If nothing else, the interview proved to be a psych evaluation any common Joe could diagnose. The man who released three largely considered classic albums in 18 months (Me Against The World, All Eyez On Me and The Seven Day Theory) was constantly in a personal tug of war right up until his final moments on the Las Vegas strip.
Notable Quotable: “The reason I can sell six million records. The reason I can go to jail and come out without a scratch. The reason I can walk around. The reason I am who I am today is because I can look directly into my face and find my soul. It’s there. It’s not sold.

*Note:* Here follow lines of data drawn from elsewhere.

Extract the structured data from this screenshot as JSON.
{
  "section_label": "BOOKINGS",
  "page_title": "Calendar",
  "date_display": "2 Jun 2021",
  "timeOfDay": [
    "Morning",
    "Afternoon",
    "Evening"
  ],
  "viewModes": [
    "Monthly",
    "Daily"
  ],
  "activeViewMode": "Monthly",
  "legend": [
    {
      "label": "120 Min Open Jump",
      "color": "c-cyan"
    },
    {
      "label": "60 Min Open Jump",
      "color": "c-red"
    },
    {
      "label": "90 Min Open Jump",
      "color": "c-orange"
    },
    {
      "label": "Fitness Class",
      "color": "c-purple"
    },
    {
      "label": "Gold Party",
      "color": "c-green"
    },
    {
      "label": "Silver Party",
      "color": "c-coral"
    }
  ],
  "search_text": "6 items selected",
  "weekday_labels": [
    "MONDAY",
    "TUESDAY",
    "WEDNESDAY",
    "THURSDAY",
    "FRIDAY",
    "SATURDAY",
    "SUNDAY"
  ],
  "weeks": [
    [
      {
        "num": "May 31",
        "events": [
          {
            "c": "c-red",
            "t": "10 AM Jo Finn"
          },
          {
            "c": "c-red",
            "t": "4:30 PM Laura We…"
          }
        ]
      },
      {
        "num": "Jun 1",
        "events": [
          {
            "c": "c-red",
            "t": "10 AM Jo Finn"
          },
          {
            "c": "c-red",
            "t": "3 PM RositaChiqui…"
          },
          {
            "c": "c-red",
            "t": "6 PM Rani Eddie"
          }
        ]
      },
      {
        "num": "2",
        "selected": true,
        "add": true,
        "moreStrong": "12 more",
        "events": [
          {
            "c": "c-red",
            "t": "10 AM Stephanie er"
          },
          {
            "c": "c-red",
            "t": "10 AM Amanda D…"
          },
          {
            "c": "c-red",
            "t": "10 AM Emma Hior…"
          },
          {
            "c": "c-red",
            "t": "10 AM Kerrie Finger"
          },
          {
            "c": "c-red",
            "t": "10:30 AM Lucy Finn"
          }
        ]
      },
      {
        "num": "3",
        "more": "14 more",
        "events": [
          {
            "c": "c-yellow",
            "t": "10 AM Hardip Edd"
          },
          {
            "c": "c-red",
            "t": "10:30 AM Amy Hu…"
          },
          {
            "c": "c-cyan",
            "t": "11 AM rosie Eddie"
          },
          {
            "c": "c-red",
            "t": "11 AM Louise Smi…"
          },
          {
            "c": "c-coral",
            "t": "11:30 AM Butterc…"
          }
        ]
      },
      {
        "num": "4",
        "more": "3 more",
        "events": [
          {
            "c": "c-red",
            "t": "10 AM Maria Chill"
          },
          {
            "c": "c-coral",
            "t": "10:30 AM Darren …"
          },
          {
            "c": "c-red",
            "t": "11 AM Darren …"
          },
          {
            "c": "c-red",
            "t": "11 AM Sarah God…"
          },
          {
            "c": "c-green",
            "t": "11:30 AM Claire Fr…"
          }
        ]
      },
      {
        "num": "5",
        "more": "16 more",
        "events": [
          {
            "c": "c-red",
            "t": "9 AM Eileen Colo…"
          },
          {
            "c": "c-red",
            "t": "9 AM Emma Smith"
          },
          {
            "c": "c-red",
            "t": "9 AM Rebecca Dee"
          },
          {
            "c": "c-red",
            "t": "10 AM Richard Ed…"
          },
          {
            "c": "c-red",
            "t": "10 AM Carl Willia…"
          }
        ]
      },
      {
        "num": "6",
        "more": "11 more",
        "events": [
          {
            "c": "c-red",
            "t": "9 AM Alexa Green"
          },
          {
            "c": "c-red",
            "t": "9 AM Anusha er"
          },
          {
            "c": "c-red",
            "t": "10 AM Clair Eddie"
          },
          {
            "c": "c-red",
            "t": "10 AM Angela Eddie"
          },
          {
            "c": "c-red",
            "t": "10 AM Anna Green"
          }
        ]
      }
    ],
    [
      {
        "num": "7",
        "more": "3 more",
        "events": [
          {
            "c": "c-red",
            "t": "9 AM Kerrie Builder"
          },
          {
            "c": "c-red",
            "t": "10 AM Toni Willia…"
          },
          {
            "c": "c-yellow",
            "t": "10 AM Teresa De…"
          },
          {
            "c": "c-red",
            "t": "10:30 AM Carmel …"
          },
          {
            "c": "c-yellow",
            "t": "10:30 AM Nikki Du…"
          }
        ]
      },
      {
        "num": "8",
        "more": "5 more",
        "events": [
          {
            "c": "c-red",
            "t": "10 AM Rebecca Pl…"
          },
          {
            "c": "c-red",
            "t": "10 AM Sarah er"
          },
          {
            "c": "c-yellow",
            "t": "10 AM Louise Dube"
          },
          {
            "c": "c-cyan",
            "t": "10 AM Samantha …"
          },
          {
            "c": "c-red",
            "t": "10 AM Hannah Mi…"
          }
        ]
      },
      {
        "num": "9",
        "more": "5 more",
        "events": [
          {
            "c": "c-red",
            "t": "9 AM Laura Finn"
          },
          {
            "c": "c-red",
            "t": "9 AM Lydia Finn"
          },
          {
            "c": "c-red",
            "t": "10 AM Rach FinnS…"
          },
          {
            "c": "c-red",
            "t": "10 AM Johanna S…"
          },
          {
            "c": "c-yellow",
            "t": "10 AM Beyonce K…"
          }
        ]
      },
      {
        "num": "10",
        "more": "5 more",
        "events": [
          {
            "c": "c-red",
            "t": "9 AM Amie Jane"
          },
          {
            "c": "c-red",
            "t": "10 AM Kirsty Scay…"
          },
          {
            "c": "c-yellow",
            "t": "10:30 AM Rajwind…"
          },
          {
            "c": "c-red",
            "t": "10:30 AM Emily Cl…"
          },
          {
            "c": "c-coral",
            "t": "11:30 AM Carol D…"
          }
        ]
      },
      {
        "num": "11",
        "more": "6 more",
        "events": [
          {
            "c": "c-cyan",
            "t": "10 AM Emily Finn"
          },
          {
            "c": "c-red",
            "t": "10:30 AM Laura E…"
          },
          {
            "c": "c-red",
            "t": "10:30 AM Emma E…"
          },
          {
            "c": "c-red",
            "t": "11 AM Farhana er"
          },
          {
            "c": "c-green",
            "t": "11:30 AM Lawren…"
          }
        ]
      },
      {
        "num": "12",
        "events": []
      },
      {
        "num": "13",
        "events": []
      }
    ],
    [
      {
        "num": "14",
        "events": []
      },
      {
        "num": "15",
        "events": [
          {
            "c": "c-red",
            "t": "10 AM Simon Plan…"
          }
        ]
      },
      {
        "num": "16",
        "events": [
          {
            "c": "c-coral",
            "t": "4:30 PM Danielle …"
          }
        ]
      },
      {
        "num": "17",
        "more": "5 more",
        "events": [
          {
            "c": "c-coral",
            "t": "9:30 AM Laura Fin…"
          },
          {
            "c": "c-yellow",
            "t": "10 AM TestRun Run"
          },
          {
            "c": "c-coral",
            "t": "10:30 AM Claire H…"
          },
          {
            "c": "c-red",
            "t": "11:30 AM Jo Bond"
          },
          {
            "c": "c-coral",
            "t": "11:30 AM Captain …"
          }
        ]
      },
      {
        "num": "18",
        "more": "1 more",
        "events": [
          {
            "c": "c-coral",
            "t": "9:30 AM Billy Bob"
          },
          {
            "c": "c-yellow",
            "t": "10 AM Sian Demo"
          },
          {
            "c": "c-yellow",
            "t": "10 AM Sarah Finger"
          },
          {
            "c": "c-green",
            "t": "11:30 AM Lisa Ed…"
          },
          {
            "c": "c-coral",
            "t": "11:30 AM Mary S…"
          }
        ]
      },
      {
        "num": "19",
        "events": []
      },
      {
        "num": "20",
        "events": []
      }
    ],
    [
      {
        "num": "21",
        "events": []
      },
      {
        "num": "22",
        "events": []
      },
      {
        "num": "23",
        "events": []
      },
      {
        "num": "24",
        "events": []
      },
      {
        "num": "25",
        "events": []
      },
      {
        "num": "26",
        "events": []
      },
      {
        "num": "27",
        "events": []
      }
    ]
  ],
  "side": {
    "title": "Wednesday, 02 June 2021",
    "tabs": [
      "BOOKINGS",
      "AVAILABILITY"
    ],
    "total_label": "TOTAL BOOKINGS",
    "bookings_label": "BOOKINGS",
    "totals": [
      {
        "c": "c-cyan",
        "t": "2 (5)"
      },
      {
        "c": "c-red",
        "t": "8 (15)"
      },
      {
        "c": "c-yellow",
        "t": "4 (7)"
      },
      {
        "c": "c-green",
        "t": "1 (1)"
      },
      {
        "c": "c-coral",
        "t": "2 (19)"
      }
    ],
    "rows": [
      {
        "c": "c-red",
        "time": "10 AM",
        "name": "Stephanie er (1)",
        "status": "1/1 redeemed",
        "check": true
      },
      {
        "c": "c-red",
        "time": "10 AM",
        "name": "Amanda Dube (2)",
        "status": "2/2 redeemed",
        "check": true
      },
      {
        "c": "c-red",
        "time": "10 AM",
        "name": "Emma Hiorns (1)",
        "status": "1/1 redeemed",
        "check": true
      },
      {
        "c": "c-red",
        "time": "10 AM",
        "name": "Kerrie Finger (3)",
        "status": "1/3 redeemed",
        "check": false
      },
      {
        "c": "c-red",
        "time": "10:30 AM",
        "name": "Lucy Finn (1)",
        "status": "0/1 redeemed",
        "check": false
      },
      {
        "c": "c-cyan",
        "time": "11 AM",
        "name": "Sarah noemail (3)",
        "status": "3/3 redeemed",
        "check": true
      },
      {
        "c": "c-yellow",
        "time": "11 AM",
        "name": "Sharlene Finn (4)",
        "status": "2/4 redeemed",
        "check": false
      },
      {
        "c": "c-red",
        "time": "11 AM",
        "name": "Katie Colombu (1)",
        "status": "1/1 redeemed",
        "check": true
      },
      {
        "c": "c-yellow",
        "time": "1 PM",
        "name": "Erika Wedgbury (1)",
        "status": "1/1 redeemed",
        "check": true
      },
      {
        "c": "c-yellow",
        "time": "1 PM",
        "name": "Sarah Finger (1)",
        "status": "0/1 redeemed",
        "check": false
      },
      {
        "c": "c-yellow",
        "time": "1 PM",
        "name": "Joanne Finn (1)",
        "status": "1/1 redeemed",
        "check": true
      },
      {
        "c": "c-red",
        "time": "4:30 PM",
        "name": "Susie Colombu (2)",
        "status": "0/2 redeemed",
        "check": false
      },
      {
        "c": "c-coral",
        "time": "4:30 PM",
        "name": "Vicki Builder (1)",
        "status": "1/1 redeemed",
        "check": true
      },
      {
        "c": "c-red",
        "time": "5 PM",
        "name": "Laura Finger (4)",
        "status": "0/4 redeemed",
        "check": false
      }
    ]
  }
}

I didn’t sell it. It’s still within me.”
Meticulous, stressed and driven. These words all describe Tupac Shakur during the summer of 1996. Maybe it was his desire to fulfill his Death Row Records contract as quickly as possible or maybe, just maybe, he knew the end was near and wanted to ensure the pieces of his posthumous puzzle were in tact before his date with destiny. Whatever the reason, part of his marathon work schedule included completing movies coinciding with his musical endeavor, The Seven Day Theory.
Shot during the filming of Gridlock’d, Pac sat down for what resulted in a privy and exposing interview which revealed his passion for the silver screen and why it manifested itself so naturally in him. A refreshing aspect about his charisma has always been the intensity. Whatever endeavor or situation he found himself in, whether it be a studio session or courtroom hearing, he was fully invested. Acting proved itself time and time again to be no different.